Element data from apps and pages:
____
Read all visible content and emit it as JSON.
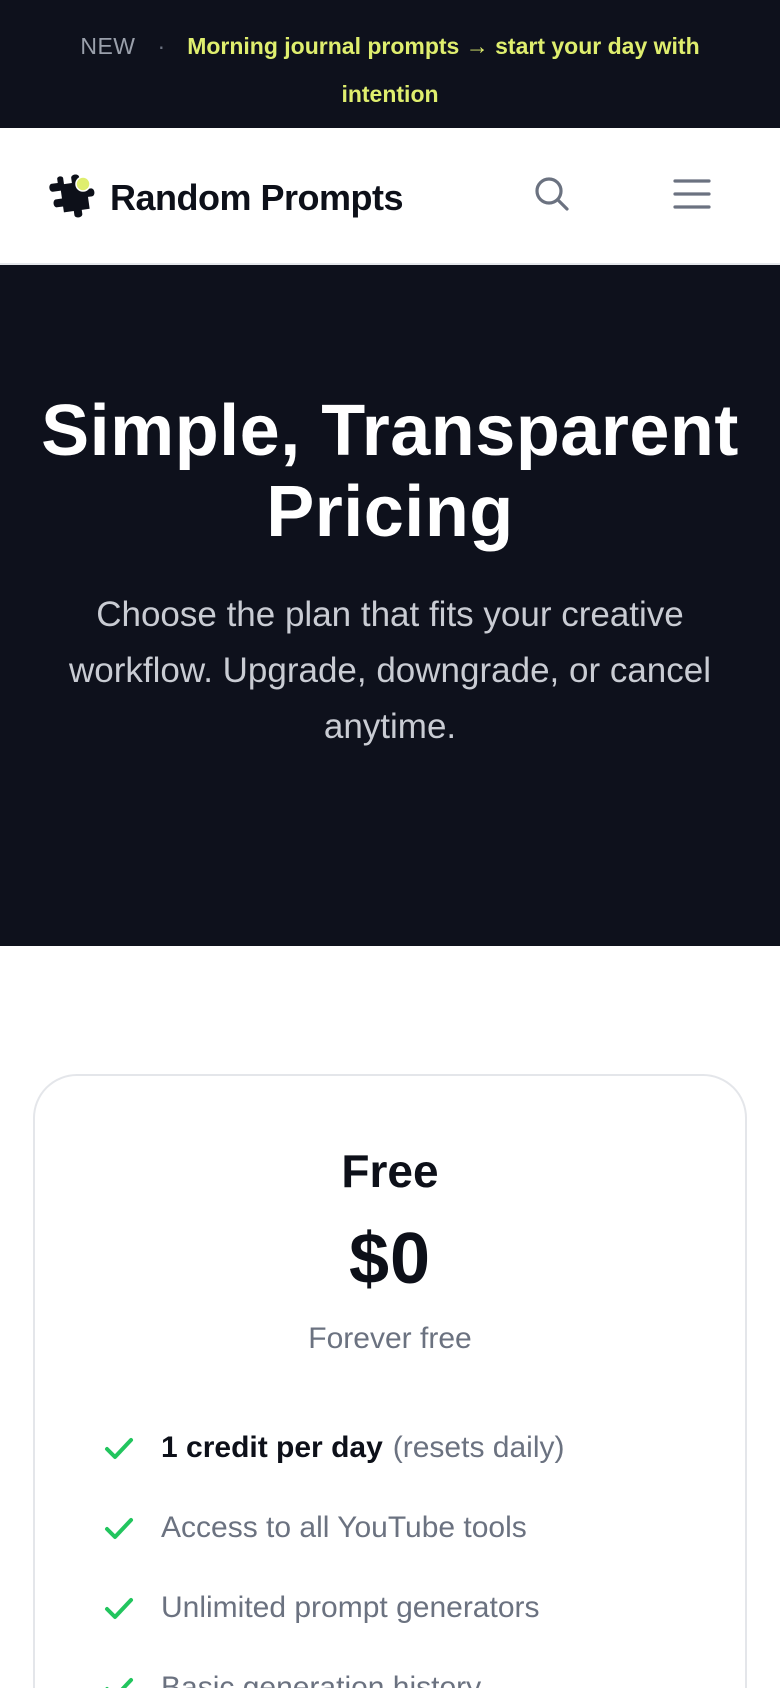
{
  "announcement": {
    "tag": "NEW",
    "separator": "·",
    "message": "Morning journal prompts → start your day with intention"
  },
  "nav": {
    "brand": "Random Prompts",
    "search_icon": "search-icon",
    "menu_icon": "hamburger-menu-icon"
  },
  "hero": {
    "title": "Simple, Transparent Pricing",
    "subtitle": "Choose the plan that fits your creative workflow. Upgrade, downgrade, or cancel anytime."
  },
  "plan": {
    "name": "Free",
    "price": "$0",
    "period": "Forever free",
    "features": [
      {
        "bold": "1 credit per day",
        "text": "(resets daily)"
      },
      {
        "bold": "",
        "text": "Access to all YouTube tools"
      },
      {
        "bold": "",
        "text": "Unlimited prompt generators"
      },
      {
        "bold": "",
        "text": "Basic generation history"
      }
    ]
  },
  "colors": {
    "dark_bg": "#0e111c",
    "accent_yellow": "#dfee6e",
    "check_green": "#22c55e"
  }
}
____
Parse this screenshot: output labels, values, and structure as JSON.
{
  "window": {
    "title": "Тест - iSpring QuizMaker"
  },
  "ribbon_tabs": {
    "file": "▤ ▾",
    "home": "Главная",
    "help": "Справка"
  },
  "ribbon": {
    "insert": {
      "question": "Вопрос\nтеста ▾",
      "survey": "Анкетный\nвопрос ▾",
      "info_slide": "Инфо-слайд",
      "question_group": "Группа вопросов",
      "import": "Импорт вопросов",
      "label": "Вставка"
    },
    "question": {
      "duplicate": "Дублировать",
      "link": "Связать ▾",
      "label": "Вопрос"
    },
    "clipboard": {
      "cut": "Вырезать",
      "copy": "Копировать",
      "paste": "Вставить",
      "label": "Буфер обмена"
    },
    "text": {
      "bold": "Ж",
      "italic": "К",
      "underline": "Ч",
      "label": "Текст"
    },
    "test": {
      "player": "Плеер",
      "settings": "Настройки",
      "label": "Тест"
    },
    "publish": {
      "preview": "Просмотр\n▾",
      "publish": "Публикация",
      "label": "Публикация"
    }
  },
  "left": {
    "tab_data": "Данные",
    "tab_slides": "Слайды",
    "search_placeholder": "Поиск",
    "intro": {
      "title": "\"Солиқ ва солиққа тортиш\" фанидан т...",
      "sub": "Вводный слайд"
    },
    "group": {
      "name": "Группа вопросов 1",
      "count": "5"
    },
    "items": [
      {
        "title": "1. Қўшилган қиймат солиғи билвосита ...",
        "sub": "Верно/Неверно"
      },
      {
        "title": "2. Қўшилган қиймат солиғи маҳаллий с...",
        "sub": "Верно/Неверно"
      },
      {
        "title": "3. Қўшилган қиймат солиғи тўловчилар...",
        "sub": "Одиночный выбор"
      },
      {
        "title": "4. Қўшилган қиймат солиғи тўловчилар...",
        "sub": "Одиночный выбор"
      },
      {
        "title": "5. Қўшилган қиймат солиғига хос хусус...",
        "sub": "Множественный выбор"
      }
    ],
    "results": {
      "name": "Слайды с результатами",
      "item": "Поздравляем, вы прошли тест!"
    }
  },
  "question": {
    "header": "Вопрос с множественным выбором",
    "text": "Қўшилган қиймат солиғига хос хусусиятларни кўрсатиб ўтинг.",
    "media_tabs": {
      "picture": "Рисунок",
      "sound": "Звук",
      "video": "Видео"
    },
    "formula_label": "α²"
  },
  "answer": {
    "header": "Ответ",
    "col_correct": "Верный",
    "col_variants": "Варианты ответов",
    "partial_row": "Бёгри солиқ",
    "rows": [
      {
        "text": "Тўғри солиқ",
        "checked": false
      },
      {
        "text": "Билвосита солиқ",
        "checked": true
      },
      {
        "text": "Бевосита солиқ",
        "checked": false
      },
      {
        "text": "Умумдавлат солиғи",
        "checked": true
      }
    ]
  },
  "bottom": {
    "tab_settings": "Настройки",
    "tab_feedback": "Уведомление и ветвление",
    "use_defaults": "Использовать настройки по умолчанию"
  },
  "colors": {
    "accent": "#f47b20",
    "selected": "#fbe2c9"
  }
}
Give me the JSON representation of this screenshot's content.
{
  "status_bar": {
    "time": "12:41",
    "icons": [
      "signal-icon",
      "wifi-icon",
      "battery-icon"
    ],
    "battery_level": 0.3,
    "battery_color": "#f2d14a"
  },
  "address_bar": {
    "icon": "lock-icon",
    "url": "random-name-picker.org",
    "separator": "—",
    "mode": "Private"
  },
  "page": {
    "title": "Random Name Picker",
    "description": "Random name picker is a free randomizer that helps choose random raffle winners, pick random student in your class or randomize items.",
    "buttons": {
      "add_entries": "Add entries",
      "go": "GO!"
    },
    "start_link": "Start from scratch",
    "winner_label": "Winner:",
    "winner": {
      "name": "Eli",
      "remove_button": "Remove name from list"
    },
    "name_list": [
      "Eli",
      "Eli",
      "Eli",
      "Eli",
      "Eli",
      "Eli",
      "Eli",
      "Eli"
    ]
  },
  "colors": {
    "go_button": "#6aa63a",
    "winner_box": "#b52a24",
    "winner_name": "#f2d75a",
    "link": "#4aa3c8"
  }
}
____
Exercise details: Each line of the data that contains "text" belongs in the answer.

Solved problem:
        "text": "(resets daily)"
        "text": "Access to all YouTube tools"
        "text": "Unlimited prompt generators"
        "text": "Basic generation history"
    "text": {
    "text": "Қўшилган қиймат солиғига хос хусусиятларни кўрсатиб ўтинг.",
        "text": "Тўғри солиқ",
        "text": "Билвосита солиқ",
        "text": "Бевосита солиқ",
        "text": "Умумдавлат солиғи",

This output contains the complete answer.